Thursday, The US Department of Justice and the Pennsylvania Human Relations Commission reached a settlement with Huntingdon Valley’s now bankrupt Valley Club resolving issues of race discrimination.
Creative Steps Inc, a children’s day camp had paid the Valley Club $1950 to allow 65 campers to use Valley Club’s swimming facilities Monday afternoons through Summer 2009. During the children’s first trip to the facility on June 29th, they reported overhearing racial slurs, and rather than keep silent and deal with the humiliation, they bravely spoke up. July 3rd the Club refunded the day camp’s fees and banned the children from the pool stating that so many children would “change the complexion” of the club (ABC News).
The settlement is a happy ending for many of the campers and provided an excellent learning opportunity for both the children and the community.

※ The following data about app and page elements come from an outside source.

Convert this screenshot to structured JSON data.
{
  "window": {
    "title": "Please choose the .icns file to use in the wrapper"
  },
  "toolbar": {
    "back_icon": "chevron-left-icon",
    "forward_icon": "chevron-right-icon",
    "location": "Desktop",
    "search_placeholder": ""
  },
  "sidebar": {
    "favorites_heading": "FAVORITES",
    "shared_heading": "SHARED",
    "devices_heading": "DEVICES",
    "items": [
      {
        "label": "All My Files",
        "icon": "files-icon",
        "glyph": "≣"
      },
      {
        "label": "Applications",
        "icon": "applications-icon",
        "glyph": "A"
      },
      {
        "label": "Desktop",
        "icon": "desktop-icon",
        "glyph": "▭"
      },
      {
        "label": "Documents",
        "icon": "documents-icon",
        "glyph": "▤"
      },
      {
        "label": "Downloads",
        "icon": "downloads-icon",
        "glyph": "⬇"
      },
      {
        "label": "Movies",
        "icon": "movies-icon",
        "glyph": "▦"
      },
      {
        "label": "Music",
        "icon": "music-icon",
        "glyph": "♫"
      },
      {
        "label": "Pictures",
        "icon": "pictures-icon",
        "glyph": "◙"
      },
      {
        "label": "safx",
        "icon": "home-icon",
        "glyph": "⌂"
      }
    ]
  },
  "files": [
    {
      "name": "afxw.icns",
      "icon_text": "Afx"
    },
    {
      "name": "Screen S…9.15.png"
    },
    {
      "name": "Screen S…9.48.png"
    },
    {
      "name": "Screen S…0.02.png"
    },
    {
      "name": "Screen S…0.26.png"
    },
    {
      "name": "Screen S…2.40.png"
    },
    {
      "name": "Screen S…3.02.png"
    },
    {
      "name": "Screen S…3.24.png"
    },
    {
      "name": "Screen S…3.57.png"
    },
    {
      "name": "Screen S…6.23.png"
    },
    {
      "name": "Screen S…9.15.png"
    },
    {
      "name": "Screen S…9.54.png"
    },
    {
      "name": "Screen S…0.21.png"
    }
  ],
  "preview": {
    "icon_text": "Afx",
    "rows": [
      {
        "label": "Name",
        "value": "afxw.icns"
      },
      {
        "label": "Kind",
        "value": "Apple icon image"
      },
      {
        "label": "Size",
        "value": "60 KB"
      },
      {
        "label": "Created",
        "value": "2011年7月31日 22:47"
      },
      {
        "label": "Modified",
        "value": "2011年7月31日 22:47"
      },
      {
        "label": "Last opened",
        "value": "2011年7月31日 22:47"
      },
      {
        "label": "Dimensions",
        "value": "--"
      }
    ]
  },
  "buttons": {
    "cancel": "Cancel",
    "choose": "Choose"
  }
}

Valley Club declared Chapter 7 Bankruptcy in November 2009 following the incident. The settlement agreement stipulates that the money remaining from the sale of the property for $1,460,000 following all applicable costs and fees be paid to the children, the counselors, and Creative Steps Inc.
Additionally, $65000 is being set aside from the proceeds of the sale to pay for activities planned by the children and a newly formed diversity council with Valley Club members, Creative Steps Counselors, and the children and families involved in the case.
Not only have the DOJ and Pennsylvania Human Relations Commission championed on the side of equal rights, they have provided an excellent lesson for today’s minority youth: speak up when you see injustices. After all, according to South African anti-apartheid author Andre Brink, the worst crime is to do nothing, for fear that we cannot do enough — a valuable lesson for tomorrow’s leaders.